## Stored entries
——————————

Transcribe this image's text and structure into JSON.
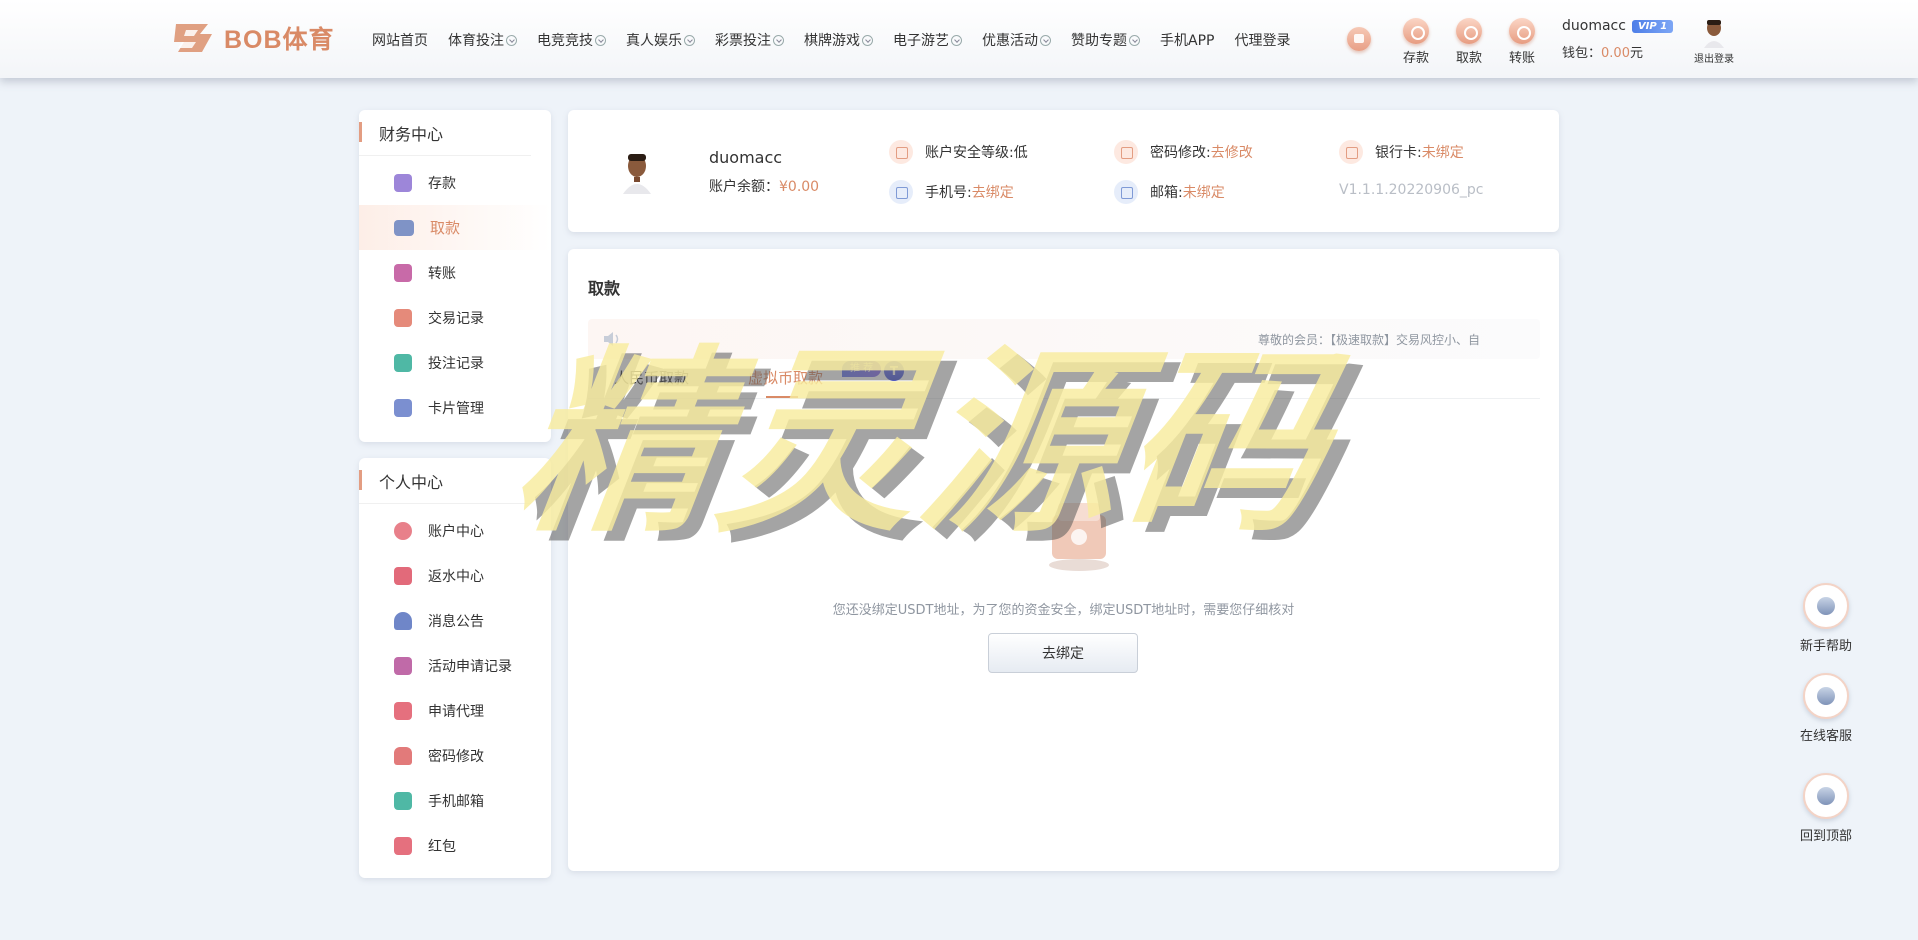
{
  "header": {
    "logo_text": "BOB体育",
    "nav": [
      {
        "label": "网站首页",
        "dropdown": false
      },
      {
        "label": "体育投注",
        "dropdown": true
      },
      {
        "label": "电竞竞技",
        "dropdown": true
      },
      {
        "label": "真人娱乐",
        "dropdown": true
      },
      {
        "label": "彩票投注",
        "dropdown": true
      },
      {
        "label": "棋牌游戏",
        "dropdown": true
      },
      {
        "label": "电子游艺",
        "dropdown": true
      },
      {
        "label": "优惠活动",
        "dropdown": true
      },
      {
        "label": "赞助专题",
        "dropdown": true
      },
      {
        "label": "手机APP",
        "dropdown": false
      },
      {
        "label": "代理登录",
        "dropdown": false
      }
    ],
    "quick_actions": {
      "deposit": "存款",
      "withdraw": "取款",
      "transfer": "转账"
    },
    "username": "duomacc",
    "vip": "VIP 1",
    "wallet_label": "钱包：",
    "wallet_value": "0.00",
    "wallet_unit": "元",
    "logout": "退出登录"
  },
  "sidebar": {
    "finance_title": "财务中心",
    "finance_items": [
      {
        "label": "存款",
        "icon": "deposit-icon",
        "color": "#9d86d9"
      },
      {
        "label": "取款",
        "icon": "wallet-icon",
        "color": "#7f93c6",
        "active": true
      },
      {
        "label": "转账",
        "icon": "transfer-icon",
        "color": "#c86aa8"
      },
      {
        "label": "交易记录",
        "icon": "record-icon",
        "color": "#e58a7a"
      },
      {
        "label": "投注记录",
        "icon": "bet-record-icon",
        "color": "#4fb8a5"
      },
      {
        "label": "卡片管理",
        "icon": "card-icon",
        "color": "#7b8fd0"
      }
    ],
    "personal_title": "个人中心",
    "personal_items": [
      {
        "label": "账户中心",
        "icon": "heart-icon",
        "color": "#e8808a"
      },
      {
        "label": "返水中心",
        "icon": "gift-icon",
        "color": "#e26a7a"
      },
      {
        "label": "消息公告",
        "icon": "bell-icon",
        "color": "#6f86c8"
      },
      {
        "label": "活动申请记录",
        "icon": "user-card-icon",
        "color": "#c06aa8"
      },
      {
        "label": "申请代理",
        "icon": "agent-icon",
        "color": "#e5707e"
      },
      {
        "label": "密码修改",
        "icon": "lock-icon",
        "color": "#e27a7a"
      },
      {
        "label": "手机邮箱",
        "icon": "mail-icon",
        "color": "#4fb8a5"
      },
      {
        "label": "红包",
        "icon": "red-packet-icon",
        "color": "#e5707e"
      }
    ]
  },
  "profile": {
    "username": "duomacc",
    "balance_label": "账户余额：",
    "balance_value": "¥0.00",
    "security_label": "账户安全等级: ",
    "security_value": "低",
    "password_label": "密码修改: ",
    "password_value": "去修改",
    "bank_label": "银行卡: ",
    "bank_value": "未绑定",
    "phone_label": "手机号: ",
    "phone_value": "去绑定",
    "email_label": "邮箱: ",
    "email_value": "未绑定",
    "version": "V1.1.1.20220906_pc"
  },
  "main": {
    "title": "取款",
    "notice": "尊敬的会员：【极速取款】交易风控小、自",
    "tabs": [
      {
        "label": "人民币取款"
      },
      {
        "label": "虚拟币取款",
        "active": true,
        "tag": "推 荐",
        "coin": "T"
      }
    ],
    "empty_text": "您还没绑定USDT地址，为了您的资金安全，绑定USDT地址时，需要您仔细核对",
    "bind_button": "去绑定"
  },
  "float": {
    "help": "新手帮助",
    "service": "在线客服",
    "top": "回到顶部"
  },
  "watermark": "精灵源码",
  "colors": {
    "accent": "#d98a66",
    "vip": "#4d7ee8",
    "muted": "#8f96a0"
  }
}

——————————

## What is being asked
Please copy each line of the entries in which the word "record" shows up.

## Task output
        "icon": "record-icon",
        "icon": "bet-record-icon",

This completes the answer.